  • The owners and managers had an active involvement in helping to remove obstacles.
  • The team found an intriguing way to determine how many story points they could actually commit to in future cycles.
  • The team figured out how to deal with code sharing and peer review type issues related to being at opposite ends of the earth.
  • The team stayed together and focused on the goal of creating potentially deliverable product
  • They were able to successfully work on two simultaneous streams of work on different parts of the system.
  • During the demo, the team was able to demo functionality that could potentially be brought to a customer after only two cycles.


I had a discussion with the owner recently and he told me they all sat down and realized their mistakes of their first cycle. They consider OpenAgile to be a success.

The team was so worried about not completing story points, they considered it to be a failure to not finish at the appropriate time. You need to let newcomers realize that not completing all the story points of the first cycle may happen.  This can be compounded by added complexities of your working environment or project.

Since they were pushing to get the points completed, they were sacrificing quality. They were rushing because they knew they had gone past the end of the cycle and it was causing more problems each day it continued. Thankfully, they stopped the cycle and decided to do the right thing and demo where they were and talk about their progress.

They simply took on too much work, didn't account for all the other overheads of a new team setup and issues that would take place with their remote environments. This did not mean failure. They learned how to re-organize themselves for future cycles.

With the support of the owner and a little bit of moral support from myself, the team realized they had accomplished a great deal already in their first cycle.

They realized they need to put some better controls on the holiday schedules of the remote teams overseas or at a minimum find out what is expected in this regard.

The team realizes it has a deficiency with Test Driven Development and is working on plans to allocate some time for training on this very important task. Perhaps their one bug from the first demo may not have been there with Test Driven Development in place. They will continue to work toward improving this.

One of the great things to come out of their first cycle.... A potentially deliverable product within the first two cycles!

When I reviewed this with the owner he told me the completed work is already faster and better than their previous system which took 5 years to write. Considering the remote component they are dealing with, this is truly great news for them. Their first cycle has produced software which can now simply grow organically.

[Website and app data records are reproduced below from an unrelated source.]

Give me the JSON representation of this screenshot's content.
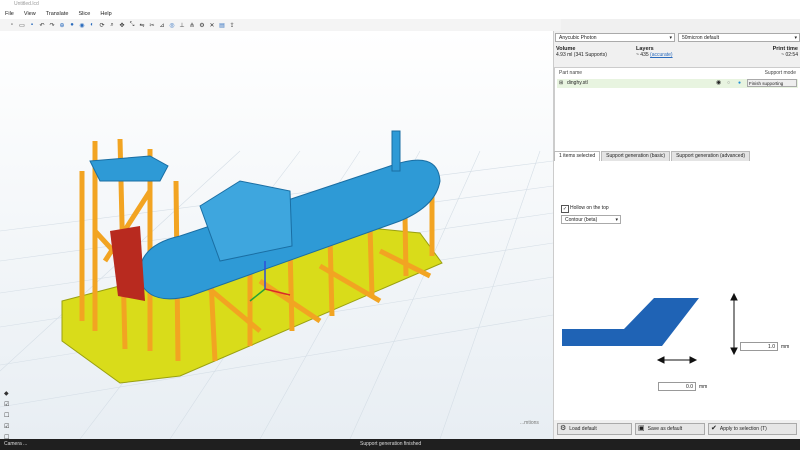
{
  "window": {
    "title": "Untitled.lcd"
  },
  "menu": [
    "File",
    "View",
    "Translate",
    "Slice",
    "Help"
  ],
  "toolbar_icons": [
    "new-icon",
    "open-icon",
    "save-icon",
    "undo-icon",
    "redo-icon",
    "support-icon",
    "view-front-icon",
    "view-top-icon",
    "view-side-icon",
    "rotate-icon",
    "zoom-icon",
    "move-icon",
    "scale-icon",
    "mirror-icon",
    "cut-icon",
    "measure-icon",
    "hollow-icon",
    "drill-icon",
    "auto-support-icon",
    "settings-icon",
    "delete-icon",
    "slice-icon",
    "export-icon"
  ],
  "printer": {
    "machine": "Anycubic Photon",
    "profile": "50micron default"
  },
  "stats": {
    "volume_label": "Volume",
    "volume_value": "4.93 ml (341 Supports)",
    "layers_label": "Layers",
    "layers_value": "~ 435",
    "layers_link": "(accurate)",
    "time_label": "Print time",
    "time_value": "~ 02:54"
  },
  "parts": {
    "header_name": "Part name",
    "header_mode": "Support mode",
    "rows": [
      {
        "name": "dinghy.stl",
        "mode": "Finish supporting"
      }
    ]
  },
  "tabs": [
    "1 items selected",
    "Support generation (basic)",
    "Support generation (advanced)"
  ],
  "hollow": {
    "label": "Hollow on the top",
    "checked": true
  },
  "infill": {
    "value": "Contour (beta)"
  },
  "dims": {
    "height": "1.0",
    "width": "0.0",
    "unit": "mm"
  },
  "buttons": {
    "load": "Load default",
    "save": "Save as default",
    "apply": "Apply to selection (T)"
  },
  "viewport": {
    "watermark": "...mtions"
  },
  "status": {
    "camera": "Camera ...",
    "message": "Support generation finished"
  }
}
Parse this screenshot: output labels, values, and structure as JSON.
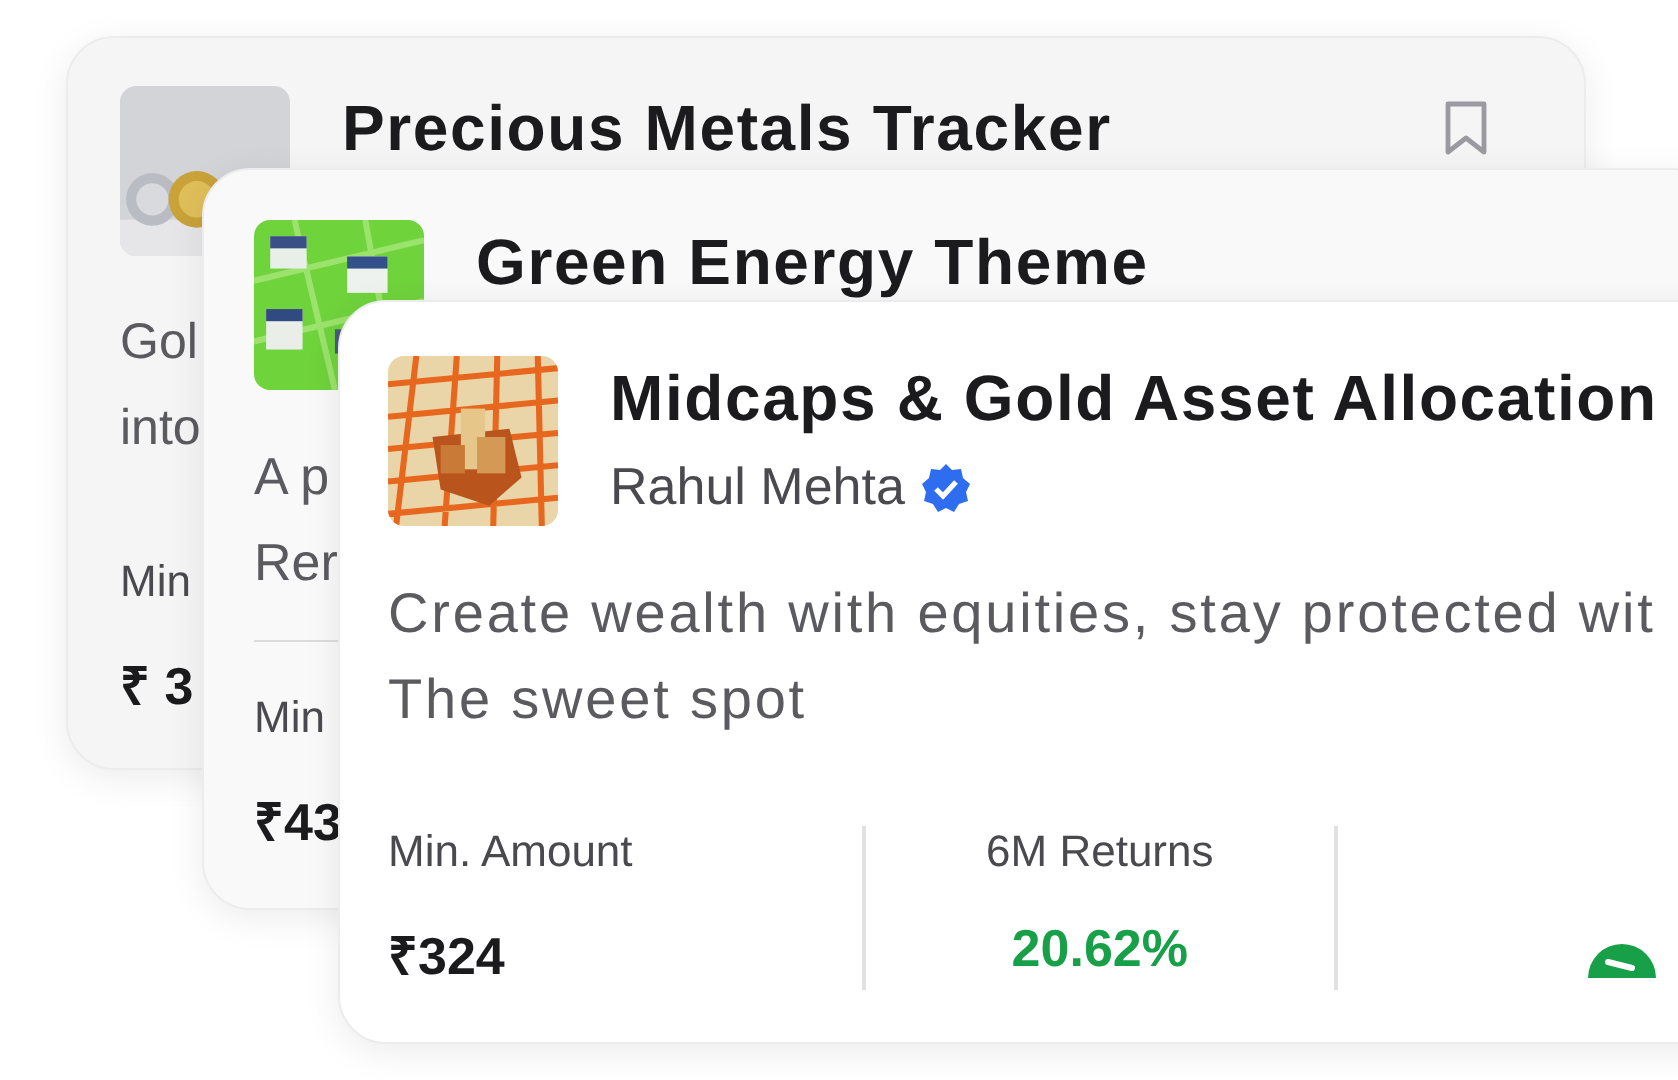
{
  "cards": [
    {
      "title": "Precious Metals Tracker",
      "bookmark": false,
      "description": [
        "Gol",
        "into"
      ],
      "stats": [
        {
          "kind": "text",
          "label": "Min",
          "value": "₹ 3",
          "positive": false
        }
      ]
    },
    {
      "title": "Green Energy Theme",
      "description": [
        "A p",
        "Rer"
      ],
      "stats": [
        {
          "kind": "text",
          "label": "Min",
          "value": "₹43",
          "positive": false
        }
      ]
    },
    {
      "title": "Midcaps & Gold Asset Allocation",
      "author": "Rahul Mehta",
      "verified": true,
      "description": [
        "Create wealth with equities, stay protected wit",
        "The sweet spot"
      ],
      "stats": [
        {
          "kind": "text",
          "label": "Min. Amount",
          "value": "₹324",
          "positive": false
        },
        {
          "kind": "text",
          "label": "6M Returns",
          "value": "20.62%",
          "positive": true
        },
        {
          "kind": "icon"
        }
      ]
    }
  ]
}
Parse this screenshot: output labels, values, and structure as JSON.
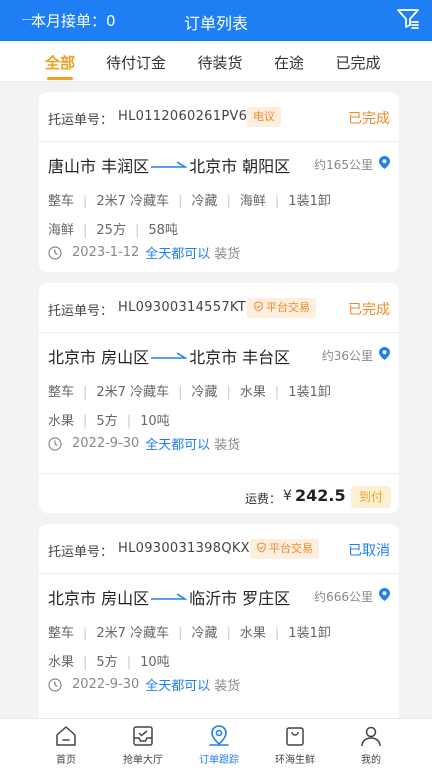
{
  "header": {
    "month_label": "本月接单：0",
    "title": "订单列表",
    "filter_icon": "filter-list-icon"
  },
  "tabs": [
    {
      "label": "全部",
      "active": true
    },
    {
      "label": "待付订金",
      "active": false
    },
    {
      "label": "待装货",
      "active": false
    },
    {
      "label": "在途",
      "active": false
    },
    {
      "label": "已完成",
      "active": false
    }
  ],
  "orders": [
    {
      "ship_label": "托运单号：",
      "ship_no": "HL0112060261PV6",
      "badge": "电议",
      "status": "已完成",
      "origin": "唐山市 丰润区",
      "dest": "北京市 朝阳区",
      "distance": "约165公里",
      "specs1": [
        "整车",
        "2米7 冷藏车",
        "冷藏",
        "海鲜",
        "1装1卸"
      ],
      "specs2": [
        "海鲜",
        "25方",
        "58吨"
      ],
      "date": "2023-1-12",
      "time_note": "全天都可以",
      "load_note": "装货"
    },
    {
      "ship_label": "托运单号：",
      "ship_no": "HL09300314557KT",
      "badge": "平台交易",
      "status": "已完成",
      "origin": "北京市 房山区",
      "dest": "北京市 丰台区",
      "distance": "约36公里",
      "specs1": [
        "整车",
        "2米7 冷藏车",
        "冷藏",
        "水果",
        "1装1卸"
      ],
      "specs2": [
        "水果",
        "5方",
        "10吨"
      ],
      "date": "2022-9-30",
      "time_note": "全天都可以",
      "load_note": "装货",
      "fee_label": "运费：",
      "fee_currency": "¥",
      "fee_value": "242.5",
      "pay_badge": "到付"
    },
    {
      "ship_label": "托运单号：",
      "ship_no": "HL0930031398QKX",
      "badge": "平台交易",
      "status": "已取消",
      "origin": "北京市 房山区",
      "dest": "临沂市 罗庄区",
      "distance": "约666公里",
      "specs1": [
        "整车",
        "2米7 冷藏车",
        "冷藏",
        "水果",
        "1装1卸"
      ],
      "specs2": [
        "水果",
        "5方",
        "10吨"
      ],
      "date": "2022-9-30",
      "time_note": "全天都可以",
      "load_note": "装货"
    }
  ],
  "bottom_nav": [
    {
      "label": "首页",
      "icon": "home-icon",
      "active": false
    },
    {
      "label": "抢单大厅",
      "icon": "inbox-icon",
      "active": false
    },
    {
      "label": "订单跟踪",
      "icon": "map-pin-icon",
      "active": true
    },
    {
      "label": "环海生鲜",
      "icon": "bag-icon",
      "active": false
    },
    {
      "label": "我的",
      "icon": "user-icon",
      "active": false
    }
  ],
  "colors": {
    "primary": "#1e7ff5",
    "accent": "#f0a020",
    "done": "#f08a2a",
    "background": "#f2f3f5"
  }
}
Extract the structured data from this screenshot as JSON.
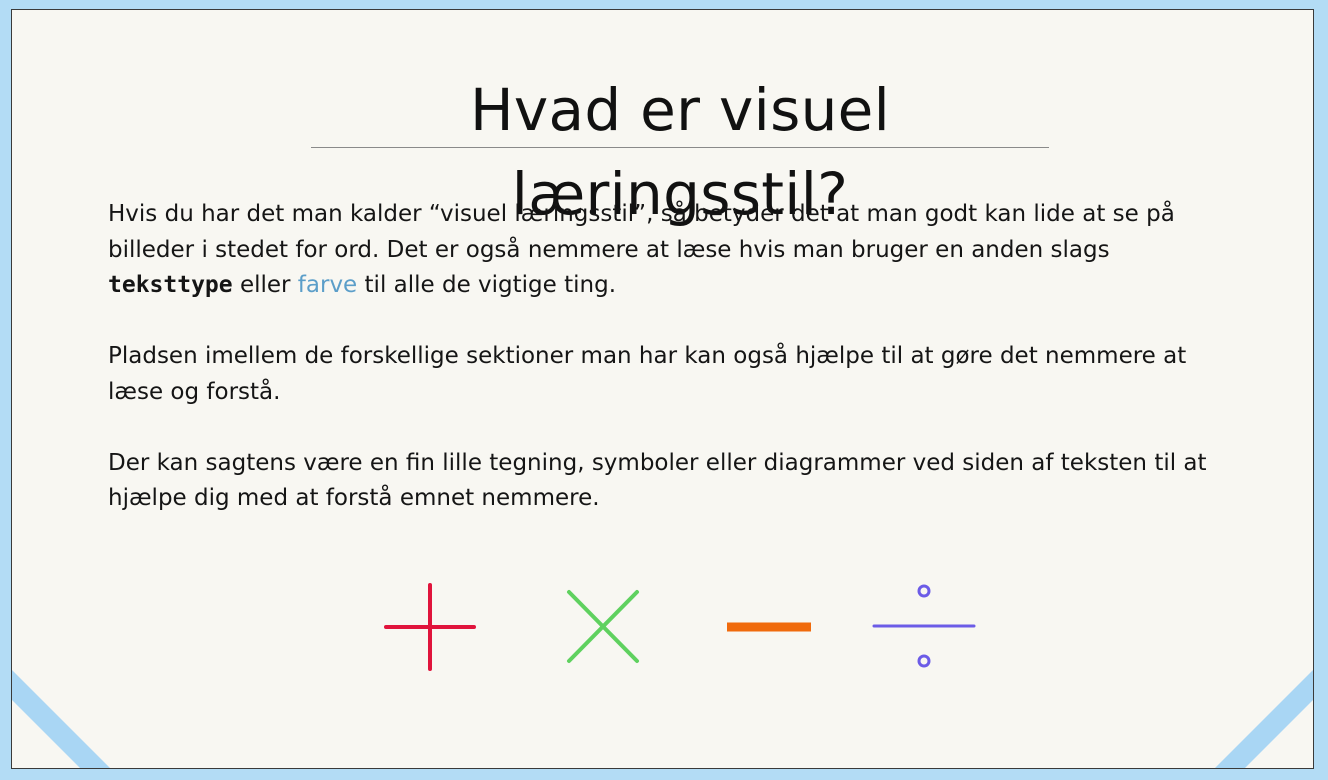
{
  "slide": {
    "title": "Hvad er visuel læringsstil?",
    "paragraph1": {
      "intro": "Hvis du har det man kalder “visuel læringsstil”, så betyder det at man godt kan lide at se på billeder i stedet for ord. Det er også nemmere at læse hvis man bruger en anden slags",
      "font_word": "teksttype",
      "middle": "eller",
      "color_word": "farve",
      "end": "til alle de vigtige ting."
    },
    "paragraph2": "Pladsen imellem de forskellige sektioner man har kan også hjælpe til at gøre det nemmere at læse og forstå.",
    "paragraph3": "Der kan sagtens være en fin lille tegning, symboler eller diagrammer ved siden af teksten til at hjælpe dig med at forstå emnet nemmere."
  },
  "symbols": [
    {
      "name": "plus-icon",
      "color": "#e0143c"
    },
    {
      "name": "multiply-icon",
      "color": "#5fd15f"
    },
    {
      "name": "minus-icon",
      "color": "#f06a0c"
    },
    {
      "name": "divide-icon",
      "color": "#6c5ce7"
    }
  ],
  "colors": {
    "background": "#b3dcf5",
    "slide": "#f8f7f2",
    "highlight_word": "#5b9ec9",
    "corner_accent": "#a9d6f4"
  }
}
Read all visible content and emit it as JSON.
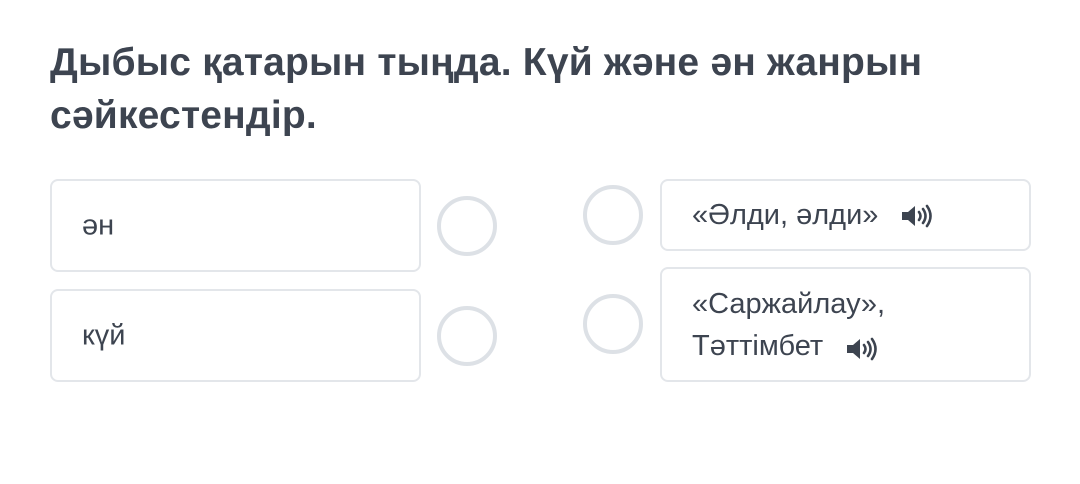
{
  "question": {
    "title": "Дыбыс қатарын тыңда. Күй және ән жанрын сәйкестендір."
  },
  "left_items": [
    {
      "label": "ән"
    },
    {
      "label": "күй"
    }
  ],
  "right_items": [
    {
      "line1": "«Әлди, әлди»",
      "line2": "",
      "icon": "speaker-icon"
    },
    {
      "line1": "«Саржайлау»,",
      "line2": "Тәттімбет",
      "icon": "speaker-icon"
    }
  ]
}
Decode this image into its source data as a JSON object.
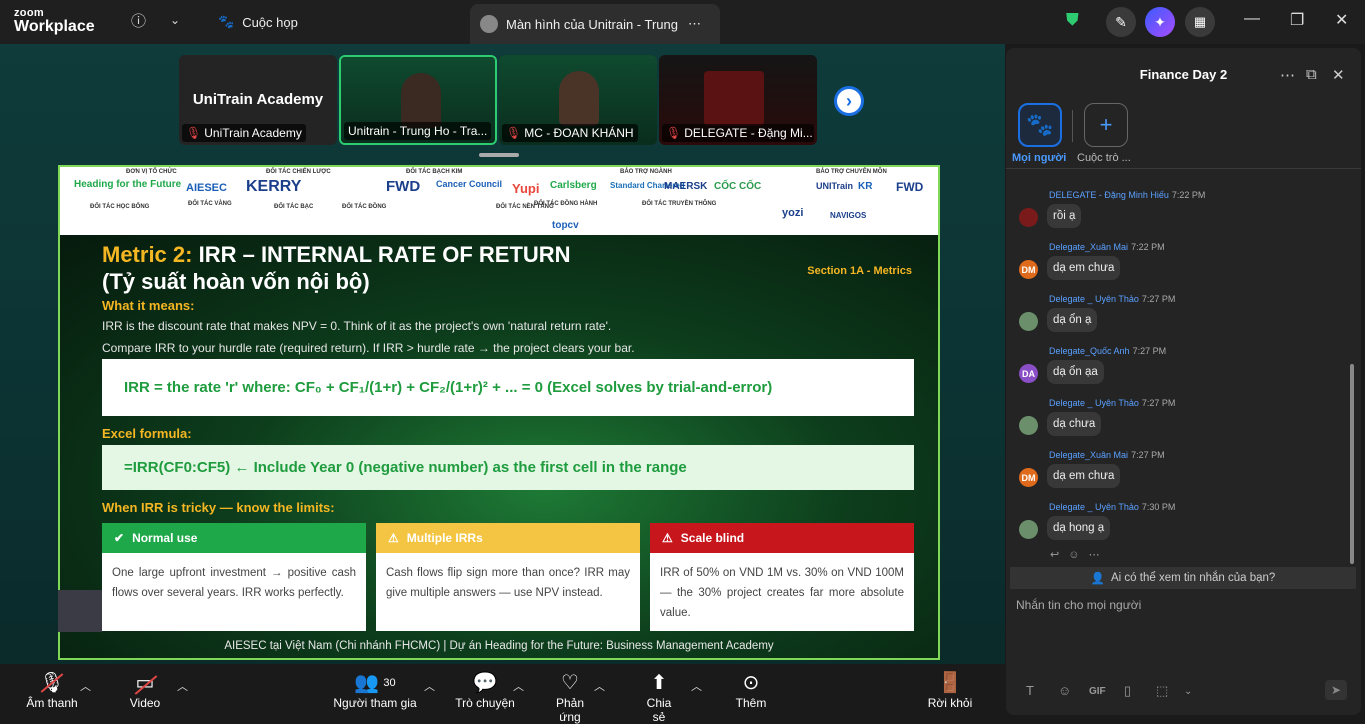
{
  "app": {
    "logo_top": "zoom",
    "logo_bottom": "Workplace"
  },
  "tabs": [
    {
      "label": "Cuộc họp"
    },
    {
      "label": "Màn hình của Unitrain - Trung Ho"
    }
  ],
  "thumbnails": [
    {
      "big": "UniTrain Academy",
      "name": "UniTrain Academy"
    },
    {
      "name": "Unitrain - Trung Ho - Tra..."
    },
    {
      "name": "MC - ĐOAN KHÁNH"
    },
    {
      "name": "DELEGATE - Đặng Mi..."
    }
  ],
  "slide": {
    "sponsors": {
      "organizer": "ĐƠN VỊ TỔ CHỨC",
      "strategic": "ĐỐI TÁC CHIẾN LƯỢC",
      "platinum": "ĐỐI TÁC BẠCH KIM",
      "industry": "BẢO TRỢ NGÀNH",
      "expert": "BẢO TRỢ CHUYÊN MÔN",
      "academic": "ĐỐI TÁC HỌC BỔNG",
      "gold": "ĐỐI TÁC VÀNG",
      "silver": "ĐỐI TÁC BẠC",
      "bronze": "ĐỐI TÁC ĐỒNG",
      "companion": "ĐỐI TÁC ĐỒNG HÀNH",
      "platform": "ĐỐI TÁC NỀN TẢNG",
      "media": "ĐỐI TÁC TRUYỀN THÔNG",
      "logos": [
        "Heading for the Future",
        "AIESEC",
        "KERRY",
        "FWD",
        "Cancer Council",
        "Yupi",
        "Carlsberg",
        "Standard Chartered",
        "MAERSK",
        "CỐC CỐC",
        "UNITrain",
        "KR",
        "FWD",
        "yozi",
        "NAVIGOS",
        "topcv"
      ]
    },
    "title_metric": "Metric 2:",
    "title_rest": " IRR – INTERNAL RATE OF RETURN",
    "title_line2": "(Tỷ suất hoàn vốn nội bộ)",
    "section": "Section 1A - Metrics",
    "what_it_means": "What it means:",
    "para1": "IRR is the discount rate that makes NPV = 0. Think of it as the project's own 'natural return rate'.",
    "para2": "Compare IRR to your hurdle rate (required return). If IRR > hurdle rate → the project clears your bar.",
    "formula": "IRR = the rate 'r' where:    CF₀  +  CF₁/(1+r)  +  CF₂/(1+r)²  +  ...  = 0     (Excel solves by trial-and-error)",
    "excel_label": "Excel formula:",
    "excel": "=IRR(CF0:CF5)     ← Include Year 0 (negative number) as the first cell in the range",
    "tricky": "When IRR is tricky — know the limits:",
    "cards": [
      {
        "icon": "✔",
        "title": "Normal use",
        "body": "One large upfront investment → positive cash flows over several years. IRR works perfectly.",
        "color": "#1fa84a"
      },
      {
        "icon": "⚠",
        "title": "Multiple IRRs",
        "body": "Cash flows flip sign more than once? IRR may give multiple answers — use NPV instead.",
        "color": "#f4c542"
      },
      {
        "icon": "⚠",
        "title": "Scale blind",
        "body": "IRR of 50% on VND 1M vs. 30% on VND 100M — the 30% project creates far more absolute value.",
        "color": "#c8161d"
      }
    ],
    "footer": "AIESEC tại Việt Nam (Chi nhánh FHCMC) | Dự án Heading for the Future: Business Management Academy"
  },
  "toolbar": {
    "audio": "Âm thanh",
    "video": "Video",
    "participants": "Người tham gia",
    "participants_count": "30",
    "chat": "Trò chuyện",
    "reactions": "Phản ứng",
    "share": "Chia sẻ",
    "more": "Thêm",
    "leave": "Rời khỏi"
  },
  "panel": {
    "title": "Finance Day 2",
    "channels": [
      {
        "label": "Mọi người"
      },
      {
        "label": "Cuộc trò ..."
      }
    ],
    "messages": [
      {
        "sender": "DELEGATE - Đặng Minh Hiếu",
        "time": "7:22 PM",
        "text": "rồi ạ",
        "avatar": "",
        "avcolor": "#7a1a1a"
      },
      {
        "sender": "Delegate_Xuân Mai",
        "time": "7:22 PM",
        "text": "dạ em chưa",
        "avatar": "DM",
        "avcolor": "#e06a1b"
      },
      {
        "sender": "Delegate _ Uyên Thảo",
        "time": "7:27 PM",
        "text": "dạ ổn ạ",
        "avatar": "",
        "avcolor": "#6b8f6b"
      },
      {
        "sender": "Delegate_Quốc Anh",
        "time": "7:27 PM",
        "text": "dạ ổn ạa",
        "avatar": "DA",
        "avcolor": "#8a4fc7"
      },
      {
        "sender": "Delegate _ Uyên Thảo",
        "time": "7:27 PM",
        "text": "dạ chưa",
        "avatar": "",
        "avcolor": "#6b8f6b"
      },
      {
        "sender": "Delegate_Xuân Mai",
        "time": "7:27 PM",
        "text": "dạ em chưa",
        "avatar": "DM",
        "avcolor": "#e06a1b"
      },
      {
        "sender": "Delegate _ Uyên Thảo",
        "time": "7:30 PM",
        "text": "dạ hong ạ",
        "avatar": "",
        "avcolor": "#6b8f6b"
      }
    ],
    "who_can_see": "Ai có thể xem tin nhắn của bạn?",
    "compose_placeholder": "Nhắn tin cho mọi người",
    "gif": "GIF"
  }
}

Some advice here which I shared with my friend.. Make sure that you have at least one story that can be finished in the next cycle, no matter how small.  Consider it of huge Value to the Agile process.

You need to provide some positive feedback for the team members now.  This does not mean the team should agree to less work than they think they can accomplish. Simply encourage some work that can be completed to be included in the next cycle.

For my friend, although they completed zero story points in the first cycle, they are happy to know that if they just adjust the size of their stories for more attainable results and use what they learned from the first cycle, OpenAgile will work out well for them.

The concepts of Consultative Decision Making, Continuous Learning and the Learning Circle allowed them to truly excel and will allow them to continue to do so into the future.

They are looking forward to shipping their new product in record time :->

One comment that was made to me was something along the lines of "Hey Mike, this reminds me of when we used to work together in the garage when we started the company. We all worked together on whatever needed to be done. That's what made us successful in the first place.".... Hmmmm.

Mike Caspar, CSM, OA2/5

References: OpenAgile -